▶ PROVIDED DATA:
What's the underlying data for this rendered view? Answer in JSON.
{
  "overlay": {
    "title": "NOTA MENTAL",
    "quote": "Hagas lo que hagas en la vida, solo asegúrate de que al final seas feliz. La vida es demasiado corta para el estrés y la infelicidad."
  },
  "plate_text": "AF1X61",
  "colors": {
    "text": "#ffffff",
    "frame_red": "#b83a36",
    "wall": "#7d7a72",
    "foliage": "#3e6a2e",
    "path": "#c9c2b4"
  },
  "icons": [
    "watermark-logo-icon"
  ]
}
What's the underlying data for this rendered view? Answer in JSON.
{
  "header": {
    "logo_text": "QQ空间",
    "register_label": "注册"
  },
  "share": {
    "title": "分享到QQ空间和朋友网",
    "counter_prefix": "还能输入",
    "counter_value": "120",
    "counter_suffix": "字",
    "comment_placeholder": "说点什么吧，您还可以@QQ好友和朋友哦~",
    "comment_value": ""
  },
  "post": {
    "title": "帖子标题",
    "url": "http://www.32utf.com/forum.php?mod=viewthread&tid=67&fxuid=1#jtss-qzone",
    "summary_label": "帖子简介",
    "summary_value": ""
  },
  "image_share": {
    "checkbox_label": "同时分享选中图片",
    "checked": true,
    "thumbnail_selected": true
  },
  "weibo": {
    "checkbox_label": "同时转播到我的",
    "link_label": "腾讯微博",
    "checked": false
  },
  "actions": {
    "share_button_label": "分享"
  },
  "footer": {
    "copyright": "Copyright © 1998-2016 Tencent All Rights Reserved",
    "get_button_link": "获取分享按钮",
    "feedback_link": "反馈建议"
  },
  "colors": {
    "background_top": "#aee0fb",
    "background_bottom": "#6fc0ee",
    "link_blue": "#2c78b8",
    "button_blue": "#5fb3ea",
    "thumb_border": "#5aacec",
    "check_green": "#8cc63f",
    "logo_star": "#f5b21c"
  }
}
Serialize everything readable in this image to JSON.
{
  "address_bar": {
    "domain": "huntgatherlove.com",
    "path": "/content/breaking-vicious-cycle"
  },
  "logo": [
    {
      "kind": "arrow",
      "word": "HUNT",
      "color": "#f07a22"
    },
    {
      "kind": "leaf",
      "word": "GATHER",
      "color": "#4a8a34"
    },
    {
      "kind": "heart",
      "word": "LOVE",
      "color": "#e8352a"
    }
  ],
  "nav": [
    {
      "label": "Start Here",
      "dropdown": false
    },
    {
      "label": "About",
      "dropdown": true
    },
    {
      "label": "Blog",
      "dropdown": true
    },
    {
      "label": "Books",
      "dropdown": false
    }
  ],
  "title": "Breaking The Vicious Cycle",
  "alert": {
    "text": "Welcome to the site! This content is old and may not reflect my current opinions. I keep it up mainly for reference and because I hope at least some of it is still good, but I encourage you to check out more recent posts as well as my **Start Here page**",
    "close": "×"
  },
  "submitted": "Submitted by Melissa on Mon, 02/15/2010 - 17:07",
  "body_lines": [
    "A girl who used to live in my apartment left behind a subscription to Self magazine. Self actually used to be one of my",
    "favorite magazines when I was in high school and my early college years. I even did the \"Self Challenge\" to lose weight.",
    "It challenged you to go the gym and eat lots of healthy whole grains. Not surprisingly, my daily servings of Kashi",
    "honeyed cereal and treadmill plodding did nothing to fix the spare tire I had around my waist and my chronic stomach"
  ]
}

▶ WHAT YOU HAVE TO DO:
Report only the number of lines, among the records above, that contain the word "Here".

▶ WRITTEN ANSWER:
2